In my Northern Kentucky neighborhood the spectacular surprise lilies (Lycoris squamigera ) are in full bloom. The stems first appeared last week, withing three days they were knee high and sporting crowns of fragrant pink blossoms.
At this time of year, this little plant suddenly shoots up flower stems from the bare earth after summer rains! The rainlily (Zephyranthes grandiflora) has been planted across the Deep South for generations. With all the big storms we're having this should be a bumper year for rainlilies. Click to download a large version of these rain lilies for your computer.
Autumn crocus, also called naked boys and naked ladies (Colchicum autumnale), is the source of colchicine, a drug long used to treat gout. Click to read more about this talented little beauty for late season color and interest in meadow and rock gardens in USDA Zones 4 - 8.
The Formosa lily (Lilium formosanum) has escaped cultivation where I live in Florida's Big Bend. At this time of year you can see stands of lilies growing in roadside ditches. Click to download a large version (800x600) of the fragrant Formosa lily to display on your computer.
Late summer and early autumn is when the Confederate rose bursts into bloom all across The South. This deciduous shrub likes mild winter climates and is hardy to Zone 7. The double-flowered Confederate rose (Hibiscus mutabilis) variety 'Plena' is most often planted in landscapes and enjoyed for the large colorful flowers that appear at this time of year.
As pretty as the double form, the single-flowered Confederate rose is sometimes called the cotton rose, a reference to the large pods filled seeds equipped with fluffy white "sails" similar to those of real cotton (which is also related to the hibiscuses).
The Hawaiian Islands are home to an array of native plant species that has attracted the attention of botanists, naturalists, horticulturists and world travelers ever since Europeans first visited the islands near the end of the 18th century. Read more »
You'll find more links on our Articles and Resources page.
Commonly known as wild thyme or mother of thyme (Thymus serpyllum) is a small, evergreen sub-shrub that typically grows to heights of less than 10 inches. Wild thyme is as pleasantly aromatic as many of the thymes used in sachets, potpourris, and as culinary herbs, including common thyme (Thymus vulgaris). Read more about this interesting culinary and ornamental herb that is hardy in Zones 4-9. Here is a sampler of a few other kitchen herbs you can read about (and grow):
This herb has been grown for centuries and used by herbalist to cure ills and heal wounds. Lemon balm (Melissa officinalis) is also reported to "renew youth, strengthen the brain, relieve languishing nature and prevent baldness". I'm going to plant some because I feel a need to languish less. More herbs that may not renew youth but they do taste good:

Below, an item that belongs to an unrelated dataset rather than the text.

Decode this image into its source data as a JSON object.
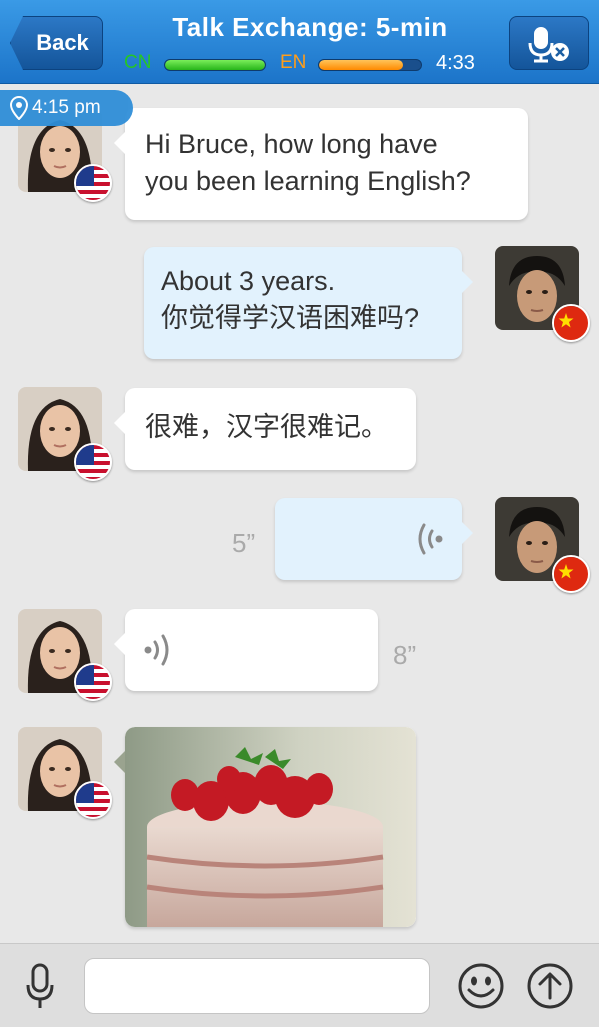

Although the queen's tears bromeliad (Billbergia nutans) has one of the showiest floral displays you can imagine it is also one of the easiest plants to grow inside or out (Zones 8-11). One this species' common names is friendship plant due to its habit of forming many baby plants (offsets) that can be shared with fellow gardeners. Click here for more on the queen's tears bromeliad which is hardy in USDA Zones 8 - 11 but that can easily be grown indoors everywhere. Use these links to see more members of the Bromeliaceae (pineapple or bromeliad family) to appreciate the diversity of these species:
Salad burnet (Sanguisorba minor) is an evergreen perennial that grows in a circular mound. Burnet stays green in the face of frost, survives freezing, and can be harvested until covered with snow. Use the leaves in salads or on sandwiches. The taste usually is likened to that of cucumbers. Autumn is a perfect time to grow unusual leafy green vegetables like these:
Garden peas a(Pisum sativum) grow well in cool weather too. Peas are a source of a very high quality protein and they are also sweet and delicious. The flowers and shoots are tasty (and trendy!) too - so you might want to grow them even if you don't like the actual peas!
Copyright 2017 Floridata.com LLC